■ WORK TO COMPLETE
Copy every line of the material exactly as it stands.

■ MATERIAL FOR THIS EXERCISE
>>>>>

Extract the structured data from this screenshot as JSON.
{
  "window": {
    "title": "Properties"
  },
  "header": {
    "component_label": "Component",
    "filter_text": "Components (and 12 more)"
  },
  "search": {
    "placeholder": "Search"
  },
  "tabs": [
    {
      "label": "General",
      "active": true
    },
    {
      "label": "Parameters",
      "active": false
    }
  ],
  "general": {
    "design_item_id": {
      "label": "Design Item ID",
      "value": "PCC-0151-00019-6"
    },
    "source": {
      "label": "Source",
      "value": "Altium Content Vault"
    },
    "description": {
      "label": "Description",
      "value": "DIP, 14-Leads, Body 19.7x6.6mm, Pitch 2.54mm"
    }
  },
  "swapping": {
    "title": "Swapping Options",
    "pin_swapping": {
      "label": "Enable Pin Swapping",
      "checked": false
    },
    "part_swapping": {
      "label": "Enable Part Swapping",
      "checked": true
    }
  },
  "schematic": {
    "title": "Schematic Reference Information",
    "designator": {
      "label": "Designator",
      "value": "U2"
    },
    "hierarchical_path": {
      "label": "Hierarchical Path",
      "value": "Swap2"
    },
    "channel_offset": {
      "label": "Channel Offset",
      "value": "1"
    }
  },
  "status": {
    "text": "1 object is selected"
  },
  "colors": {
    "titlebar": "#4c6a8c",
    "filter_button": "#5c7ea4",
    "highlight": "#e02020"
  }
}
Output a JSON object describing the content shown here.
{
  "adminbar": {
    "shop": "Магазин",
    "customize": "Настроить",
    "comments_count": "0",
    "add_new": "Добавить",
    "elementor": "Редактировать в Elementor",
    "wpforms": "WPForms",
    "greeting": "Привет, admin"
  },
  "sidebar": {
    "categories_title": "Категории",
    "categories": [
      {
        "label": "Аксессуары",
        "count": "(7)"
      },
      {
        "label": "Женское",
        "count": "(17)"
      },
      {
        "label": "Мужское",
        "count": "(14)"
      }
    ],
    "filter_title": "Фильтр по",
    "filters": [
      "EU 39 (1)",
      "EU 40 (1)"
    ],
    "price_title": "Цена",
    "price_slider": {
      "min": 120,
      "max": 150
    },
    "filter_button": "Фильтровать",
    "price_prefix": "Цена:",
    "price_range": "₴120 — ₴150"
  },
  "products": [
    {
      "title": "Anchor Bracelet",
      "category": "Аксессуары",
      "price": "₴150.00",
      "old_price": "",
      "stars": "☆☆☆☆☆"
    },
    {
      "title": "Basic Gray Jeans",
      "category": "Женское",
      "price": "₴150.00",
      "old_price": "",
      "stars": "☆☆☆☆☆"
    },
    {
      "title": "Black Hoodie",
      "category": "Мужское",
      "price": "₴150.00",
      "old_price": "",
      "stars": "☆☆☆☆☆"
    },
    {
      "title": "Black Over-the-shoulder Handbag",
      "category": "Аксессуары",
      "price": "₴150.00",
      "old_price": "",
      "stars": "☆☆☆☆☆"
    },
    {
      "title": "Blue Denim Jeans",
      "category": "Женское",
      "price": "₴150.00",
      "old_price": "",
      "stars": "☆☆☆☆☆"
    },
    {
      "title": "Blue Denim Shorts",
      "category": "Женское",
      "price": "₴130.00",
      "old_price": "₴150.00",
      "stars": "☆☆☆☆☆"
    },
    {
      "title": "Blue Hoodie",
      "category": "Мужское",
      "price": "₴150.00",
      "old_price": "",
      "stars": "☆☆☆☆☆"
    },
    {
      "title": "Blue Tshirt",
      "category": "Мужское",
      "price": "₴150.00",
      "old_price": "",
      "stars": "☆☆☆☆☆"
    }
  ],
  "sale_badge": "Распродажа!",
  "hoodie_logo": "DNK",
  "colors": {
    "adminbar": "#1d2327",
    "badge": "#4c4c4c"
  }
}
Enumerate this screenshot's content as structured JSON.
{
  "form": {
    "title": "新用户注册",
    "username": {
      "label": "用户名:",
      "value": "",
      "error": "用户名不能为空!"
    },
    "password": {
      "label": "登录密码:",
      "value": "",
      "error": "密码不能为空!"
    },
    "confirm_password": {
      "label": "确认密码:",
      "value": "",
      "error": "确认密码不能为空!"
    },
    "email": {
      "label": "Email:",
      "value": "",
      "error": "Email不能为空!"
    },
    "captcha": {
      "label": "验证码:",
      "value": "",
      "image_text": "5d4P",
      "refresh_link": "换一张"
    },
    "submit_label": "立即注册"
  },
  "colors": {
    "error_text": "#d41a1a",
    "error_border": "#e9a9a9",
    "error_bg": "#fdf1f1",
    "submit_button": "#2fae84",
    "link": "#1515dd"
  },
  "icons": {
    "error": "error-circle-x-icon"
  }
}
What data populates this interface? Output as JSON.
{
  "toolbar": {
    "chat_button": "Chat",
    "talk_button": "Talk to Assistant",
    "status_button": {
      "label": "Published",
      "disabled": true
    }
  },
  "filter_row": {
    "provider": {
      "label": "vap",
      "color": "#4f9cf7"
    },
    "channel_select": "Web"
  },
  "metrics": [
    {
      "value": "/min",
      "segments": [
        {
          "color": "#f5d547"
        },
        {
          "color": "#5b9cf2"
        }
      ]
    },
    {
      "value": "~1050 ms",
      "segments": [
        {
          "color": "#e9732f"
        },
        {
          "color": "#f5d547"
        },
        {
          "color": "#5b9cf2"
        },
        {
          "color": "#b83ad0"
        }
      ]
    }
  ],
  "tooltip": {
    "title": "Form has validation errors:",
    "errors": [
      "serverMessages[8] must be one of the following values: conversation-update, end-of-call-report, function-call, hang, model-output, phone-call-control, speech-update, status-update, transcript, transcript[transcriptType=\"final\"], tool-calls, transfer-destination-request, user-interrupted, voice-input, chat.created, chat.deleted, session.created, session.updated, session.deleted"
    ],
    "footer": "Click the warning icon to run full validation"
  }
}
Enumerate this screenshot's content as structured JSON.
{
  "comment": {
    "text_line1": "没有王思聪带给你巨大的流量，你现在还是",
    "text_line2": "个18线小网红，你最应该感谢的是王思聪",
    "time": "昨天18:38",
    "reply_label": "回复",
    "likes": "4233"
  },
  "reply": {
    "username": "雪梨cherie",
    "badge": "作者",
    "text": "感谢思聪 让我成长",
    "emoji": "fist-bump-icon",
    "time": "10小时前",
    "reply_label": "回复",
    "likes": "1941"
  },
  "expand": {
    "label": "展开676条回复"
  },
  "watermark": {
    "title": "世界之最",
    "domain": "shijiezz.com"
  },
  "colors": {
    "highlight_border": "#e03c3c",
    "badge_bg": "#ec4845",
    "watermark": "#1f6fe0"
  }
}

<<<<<

■ EXERCISE OUTPUT
Extract the structured data from this screenshot as JSON.
{
  "window": {
    "title": "Properties"
  },
  "header": {
    "component_label": "Component",
    "filter_text": "Components (and 12 more)"
  },
  "search": {
    "placeholder": "Search"
  },
  "tabs": [
    {
      "label": "General",
      "active": true
    },
    {
      "label": "Parameters",
      "active": false
    }
  ],
  "general": {
    "design_item_id": {
      "label": "Design Item ID",
      "value": "PCC-0151-00019-6"
    },
    "source": {
      "label": "Source",
      "value": "Altium Content Vault"
    },
    "description": {
      "label": "Description",
      "value": "DIP, 14-Leads, Body 19.7x6.6mm, Pitch 2.54mm"
    }
  },
  "swapping": {
    "title": "Swapping Options",
    "pin_swapping": {
      "label": "Enable Pin Swapping",
      "checked": false
    },
    "part_swapping": {
      "label": "Enable Part Swapping",
      "checked": true
    }
  },
  "schematic": {
    "title": "Schematic Reference Information",
    "designator": {
      "label": "Designator",
      "value": "U2"
    },
    "hierarchical_path": {
      "label": "Hierarchical Path",
      "value": "Swap2"
    },
    "channel_offset": {
      "label": "Channel Offset",
      "value": "1"
    }
  },
  "status": {
    "text": "1 object is selected"
  },
  "colors": {
    "titlebar": "#4c6a8c",
    "filter_button": "#5c7ea4",
    "highlight": "#e02020"
  }
}
Output a JSON object describing the content shown here.
{
  "adminbar": {
    "shop": "Магазин",
    "customize": "Настроить",
    "comments_count": "0",
    "add_new": "Добавить",
    "elementor": "Редактировать в Elementor",
    "wpforms": "WPForms",
    "greeting": "Привет, admin"
  },
  "sidebar": {
    "categories_title": "Категории",
    "categories": [
      {
        "label": "Аксессуары",
        "count": "(7)"
      },
      {
        "label": "Женское",
        "count": "(17)"
      },
      {
        "label": "Мужское",
        "count": "(14)"
      }
    ],
    "filter_title": "Фильтр по",
    "filters": [
      "EU 39 (1)",
      "EU 40 (1)"
    ],
    "price_title": "Цена",
    "price_slider": {
      "min": 120,
      "max": 150
    },
    "filter_button": "Фильтровать",
    "price_prefix": "Цена:",
    "price_range": "₴120 — ₴150"
  },
  "products": [
    {
      "title": "Anchor Bracelet",
      "category": "Аксессуары",
      "price": "₴150.00",
      "old_price": "",
      "stars": "☆☆☆☆☆"
    },
    {
      "title": "Basic Gray Jeans",
      "category": "Женское",
      "price": "₴150.00",
      "old_price": "",
      "stars": "☆☆☆☆☆"
    },
    {
      "title": "Black Hoodie",
      "category": "Мужское",
      "price": "₴150.00",
      "old_price": "",
      "stars": "☆☆☆☆☆"
    },
    {
      "title": "Black Over-the-shoulder Handbag",
      "category": "Аксессуары",
      "price": "₴150.00",
      "old_price": "",
      "stars": "☆☆☆☆☆"
    },
    {
      "title": "Blue Denim Jeans",
      "category": "Женское",
      "price": "₴150.00",
      "old_price": "",
      "stars": "☆☆☆☆☆"
    },
    {
      "title": "Blue Denim Shorts",
      "category": "Женское",
      "price": "₴130.00",
      "old_price": "₴150.00",
      "stars": "☆☆☆☆☆"
    },
    {
      "title": "Blue Hoodie",
      "category": "Мужское",
      "price": "₴150.00",
      "old_price": "",
      "stars": "☆☆☆☆☆"
    },
    {
      "title": "Blue Tshirt",
      "category": "Мужское",
      "price": "₴150.00",
      "old_price": "",
      "stars": "☆☆☆☆☆"
    }
  ],
  "sale_badge": "Распродажа!",
  "hoodie_logo": "DNK",
  "colors": {
    "adminbar": "#1d2327",
    "badge": "#4c4c4c"
  }
}
Enumerate this screenshot's content as structured JSON.
{
  "form": {
    "title": "新用户注册",
    "username": {
      "label": "用户名:",
      "value": "",
      "error": "用户名不能为空!"
    },
    "password": {
      "label": "登录密码:",
      "value": "",
      "error": "密码不能为空!"
    },
    "confirm_password": {
      "label": "确认密码:",
      "value": "",
      "error": "确认密码不能为空!"
    },
    "email": {
      "label": "Email:",
      "value": "",
      "error": "Email不能为空!"
    },
    "captcha": {
      "label": "验证码:",
      "value": "",
      "image_text": "5d4P",
      "refresh_link": "换一张"
    },
    "submit_label": "立即注册"
  },
  "colors": {
    "error_text": "#d41a1a",
    "error_border": "#e9a9a9",
    "error_bg": "#fdf1f1",
    "submit_button": "#2fae84",
    "link": "#1515dd"
  },
  "icons": {
    "error": "error-circle-x-icon"
  }
}
What data populates this interface? Output as JSON.
{
  "toolbar": {
    "chat_button": "Chat",
    "talk_button": "Talk to Assistant",
    "status_button": {
      "label": "Published",
      "disabled": true
    }
  },
  "filter_row": {
    "provider": {
      "label": "vap",
      "color": "#4f9cf7"
    },
    "channel_select": "Web"
  },
  "metrics": [
    {
      "value": "/min",
      "segments": [
        {
          "color": "#f5d547"
        },
        {
          "color": "#5b9cf2"
        }
      ]
    },
    {
      "value": "~1050 ms",
      "segments": [
        {
          "color": "#e9732f"
        },
        {
          "color": "#f5d547"
        },
        {
          "color": "#5b9cf2"
        },
        {
          "color": "#b83ad0"
        }
      ]
    }
  ],
  "tooltip": {
    "title": "Form has validation errors:",
    "errors": [
      "serverMessages[8] must be one of the following values: conversation-update, end-of-call-report, function-call, hang, model-output, phone-call-control, speech-update, status-update, transcript, transcript[transcriptType=\"final\"], tool-calls, transfer-destination-request, user-interrupted, voice-input, chat.created, chat.deleted, session.created, session.updated, session.deleted"
    ],
    "footer": "Click the warning icon to run full validation"
  }
}
Enumerate this screenshot's content as structured JSON.
{
  "comment": {
    "text_line1": "没有王思聪带给你巨大的流量，你现在还是",
    "text_line2": "个18线小网红，你最应该感谢的是王思聪",
    "time": "昨天18:38",
    "reply_label": "回复",
    "likes": "4233"
  },
  "reply": {
    "username": "雪梨cherie",
    "badge": "作者",
    "text": "感谢思聪 让我成长",
    "emoji": "fist-bump-icon",
    "time": "10小时前",
    "reply_label": "回复",
    "likes": "1941"
  },
  "expand": {
    "label": "展开676条回复"
  },
  "watermark": {
    "title": "世界之最",
    "domain": "shijiezz.com"
  },
  "colors": {
    "highlight_border": "#e03c3c",
    "badge_bg": "#ec4845",
    "watermark": "#1f6fe0"
  }
}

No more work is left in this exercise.